At this point, when you're writing your own novel, you might be tempted to think "YAY! I have a first chapter!" and then jump up and down.
Don't do that - people will think you're weird. And, since you're writing a book, there's a 99.999999999999% that you're sitting at a table inside Starbucks with your MacBook open for all to see while you brood and emote. Jumping up and down in this scenario will lead to coffee spillage and stained clothes, if not burns. (People think writing's all safe and stuff, but it's really quite the dangerous undertaking.)
Seriously though, what you've most likely got on your hands is a *potential* first chapter that's mostly character sketch rather than plot. In the case of my example opening, we now know a lot about the main character, and a little about a few of the others. For a novel to function, we've got to get out of that main character's head and find out about everyone and everything else. And yes, it's possible to do this, even in first person present tense. This is where you start to focus on: CONFLICT.
Conflict is what drives the plot. It's the shove against the wheels of your story machine that keeps it rolling, and there should ideally be conflict in every chapter.
Does this mean that your character has to be engaged in a fight or flight scenario on every page? No. It means that she needs to keep moving. The signs can be subtle, and they don't have to be violent.
In the example chapter one, there's implied conflict between the main character's parents, as well as conflict between the main character and the changes that have been thrown at her. We know her parents aren't together, and we know that while London's mother seems to still care about her father, she never passed along the gifts that the father sent. We know that London is fighting circumstance by using her school uniform as armor.

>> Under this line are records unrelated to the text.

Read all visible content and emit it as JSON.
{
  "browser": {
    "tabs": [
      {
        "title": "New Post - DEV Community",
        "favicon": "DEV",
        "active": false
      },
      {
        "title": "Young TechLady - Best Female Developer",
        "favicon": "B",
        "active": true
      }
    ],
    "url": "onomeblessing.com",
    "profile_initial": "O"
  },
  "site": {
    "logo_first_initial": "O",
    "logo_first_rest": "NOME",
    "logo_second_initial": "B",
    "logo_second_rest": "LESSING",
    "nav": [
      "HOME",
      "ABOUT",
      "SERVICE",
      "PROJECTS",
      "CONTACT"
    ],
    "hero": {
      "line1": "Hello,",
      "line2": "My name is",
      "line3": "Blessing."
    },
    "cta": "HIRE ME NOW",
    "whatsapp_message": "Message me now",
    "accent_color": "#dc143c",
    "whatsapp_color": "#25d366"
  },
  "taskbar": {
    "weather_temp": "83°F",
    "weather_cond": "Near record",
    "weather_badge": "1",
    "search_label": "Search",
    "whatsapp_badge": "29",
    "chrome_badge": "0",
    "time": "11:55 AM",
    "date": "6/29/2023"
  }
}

We know that London can't quite bring herself to add the 'mother' to stepmother, and thinks of "step" as a nickname for Stephanie to rationalize it. Those are all conflicts to either be resolved or continued throughout the story.
Going into a second chapter, you'll need new conflicts to add to the existing ones, and since the main character is going to be interacting with the family she's never met - for the first time - there will be ample opportunity. What's left to decide is how intense this conflict will be, and how easily resolved it becomes. Sibling rivalry can always be intense, but imagine how different it is when the siblings don't know each others' limits, or what buttons to push to get a reaction. Imagine the fear of a girl with a stable family suddenly having an outsider thrown into the mix, maybe even vying for her dad's attention or her younger sister's. Imagine the fear of the outsider disrupting the normal routine and wondering if everyone she sees secretly wants her to leave.
The answers to those questions (or the ones most appropriate to your own endeavor) will frame the next step of the main character's journey. Here's where the other characters will begin to solidify, and you'll get to show off their personalities. Determine if the characters in question are the type to actively make a bad situation worse, in hopes that the offending element will remove itself, or if they're trying to do the right thing, but it's still not working right. Conflict can exist even in a scenario when everyone is a "good" character.
Just remember that the key is movement. Readers don't have visual cues like you get with a movie or television show; they need the cues and clues you provide to fill in their imagined versions of the world you've created. So long as you keep up the struggle, they've got something to hope your MC triumphs against (or loses to, if your MC is the villain). Conflict in fiction isn't a bad thing. It's the driving force behind your narrative.